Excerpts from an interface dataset
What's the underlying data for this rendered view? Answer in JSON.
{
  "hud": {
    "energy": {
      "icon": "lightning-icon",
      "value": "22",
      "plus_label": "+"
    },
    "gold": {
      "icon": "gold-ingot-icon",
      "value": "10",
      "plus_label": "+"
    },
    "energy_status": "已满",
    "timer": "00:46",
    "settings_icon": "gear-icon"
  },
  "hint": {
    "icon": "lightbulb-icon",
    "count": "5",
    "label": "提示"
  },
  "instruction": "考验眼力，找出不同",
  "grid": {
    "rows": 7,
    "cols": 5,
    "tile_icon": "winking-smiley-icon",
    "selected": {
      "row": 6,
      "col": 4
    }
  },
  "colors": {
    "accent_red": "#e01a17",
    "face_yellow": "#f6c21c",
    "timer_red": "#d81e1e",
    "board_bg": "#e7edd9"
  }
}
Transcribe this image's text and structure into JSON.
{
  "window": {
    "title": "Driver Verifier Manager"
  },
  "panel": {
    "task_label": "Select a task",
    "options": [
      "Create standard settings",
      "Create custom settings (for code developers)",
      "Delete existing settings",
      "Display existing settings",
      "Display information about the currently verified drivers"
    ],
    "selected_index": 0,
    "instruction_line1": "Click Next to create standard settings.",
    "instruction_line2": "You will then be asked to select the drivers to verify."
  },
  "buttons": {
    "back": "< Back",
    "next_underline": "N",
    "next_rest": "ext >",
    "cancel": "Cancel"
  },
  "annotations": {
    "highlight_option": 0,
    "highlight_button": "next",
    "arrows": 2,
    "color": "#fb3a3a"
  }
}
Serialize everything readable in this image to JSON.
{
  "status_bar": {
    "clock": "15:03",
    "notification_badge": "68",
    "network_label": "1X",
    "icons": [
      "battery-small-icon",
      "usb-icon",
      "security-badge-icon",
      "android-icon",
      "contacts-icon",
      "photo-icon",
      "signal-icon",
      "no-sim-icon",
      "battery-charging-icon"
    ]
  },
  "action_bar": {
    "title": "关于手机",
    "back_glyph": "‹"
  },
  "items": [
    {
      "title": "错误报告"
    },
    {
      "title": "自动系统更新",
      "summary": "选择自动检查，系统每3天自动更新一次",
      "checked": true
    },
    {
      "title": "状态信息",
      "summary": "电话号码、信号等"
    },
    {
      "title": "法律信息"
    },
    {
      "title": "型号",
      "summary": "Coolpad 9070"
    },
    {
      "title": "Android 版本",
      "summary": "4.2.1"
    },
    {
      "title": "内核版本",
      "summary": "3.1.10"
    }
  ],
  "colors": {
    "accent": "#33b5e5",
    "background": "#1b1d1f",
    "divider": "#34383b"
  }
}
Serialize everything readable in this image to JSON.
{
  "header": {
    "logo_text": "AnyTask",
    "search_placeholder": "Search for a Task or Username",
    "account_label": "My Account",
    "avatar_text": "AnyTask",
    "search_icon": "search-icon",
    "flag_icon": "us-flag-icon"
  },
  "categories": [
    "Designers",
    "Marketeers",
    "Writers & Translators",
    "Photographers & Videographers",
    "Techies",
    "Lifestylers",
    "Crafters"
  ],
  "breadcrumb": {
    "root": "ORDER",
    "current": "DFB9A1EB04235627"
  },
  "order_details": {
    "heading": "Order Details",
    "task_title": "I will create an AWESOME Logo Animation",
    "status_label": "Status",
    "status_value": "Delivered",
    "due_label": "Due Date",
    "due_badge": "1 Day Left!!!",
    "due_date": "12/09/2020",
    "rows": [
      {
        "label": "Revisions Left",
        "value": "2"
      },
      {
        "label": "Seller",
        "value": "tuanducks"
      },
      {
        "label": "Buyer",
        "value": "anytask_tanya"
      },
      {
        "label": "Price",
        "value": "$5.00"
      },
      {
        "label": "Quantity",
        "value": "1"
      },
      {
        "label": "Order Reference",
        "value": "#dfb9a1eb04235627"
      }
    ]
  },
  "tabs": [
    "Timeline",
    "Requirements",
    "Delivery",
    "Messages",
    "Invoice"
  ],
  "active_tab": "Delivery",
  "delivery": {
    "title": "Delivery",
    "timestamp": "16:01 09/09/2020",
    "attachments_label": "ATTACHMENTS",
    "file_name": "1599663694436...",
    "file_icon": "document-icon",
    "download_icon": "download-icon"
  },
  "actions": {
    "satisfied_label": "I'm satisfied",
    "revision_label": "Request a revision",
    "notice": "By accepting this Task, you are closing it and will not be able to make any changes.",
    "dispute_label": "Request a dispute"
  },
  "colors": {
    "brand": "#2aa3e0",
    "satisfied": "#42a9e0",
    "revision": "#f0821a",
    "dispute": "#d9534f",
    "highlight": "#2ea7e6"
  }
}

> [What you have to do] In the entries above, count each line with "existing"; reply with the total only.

> [Written response] 2